━━━ Information shown

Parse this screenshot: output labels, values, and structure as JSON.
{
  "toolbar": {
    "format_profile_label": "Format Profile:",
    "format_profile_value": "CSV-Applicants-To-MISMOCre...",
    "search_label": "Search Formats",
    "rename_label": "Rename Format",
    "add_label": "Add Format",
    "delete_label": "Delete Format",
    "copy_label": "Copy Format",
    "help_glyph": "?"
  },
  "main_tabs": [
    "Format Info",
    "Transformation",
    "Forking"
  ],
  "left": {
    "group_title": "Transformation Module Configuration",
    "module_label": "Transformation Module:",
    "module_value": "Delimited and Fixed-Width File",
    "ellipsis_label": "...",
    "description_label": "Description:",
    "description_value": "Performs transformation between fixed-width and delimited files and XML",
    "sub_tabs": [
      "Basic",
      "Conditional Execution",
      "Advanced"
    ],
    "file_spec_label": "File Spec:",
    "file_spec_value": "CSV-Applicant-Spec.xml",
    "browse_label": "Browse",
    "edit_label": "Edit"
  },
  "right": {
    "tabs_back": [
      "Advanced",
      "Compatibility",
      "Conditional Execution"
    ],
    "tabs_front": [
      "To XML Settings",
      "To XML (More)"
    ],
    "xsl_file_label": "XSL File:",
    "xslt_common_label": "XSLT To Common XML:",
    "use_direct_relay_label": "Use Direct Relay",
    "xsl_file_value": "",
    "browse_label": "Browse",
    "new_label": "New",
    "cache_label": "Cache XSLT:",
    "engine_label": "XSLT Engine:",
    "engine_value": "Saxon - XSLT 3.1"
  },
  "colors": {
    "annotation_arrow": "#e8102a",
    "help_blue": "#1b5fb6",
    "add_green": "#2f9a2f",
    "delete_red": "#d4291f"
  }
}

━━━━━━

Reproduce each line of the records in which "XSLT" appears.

▶ **Written solution**:
    "xslt_common_label": "XSLT To Common XML:",
    "cache_label": "Cache XSLT:",
    "engine_label": "XSLT Engine:",
    "engine_value": "Saxon - XSLT 3.1"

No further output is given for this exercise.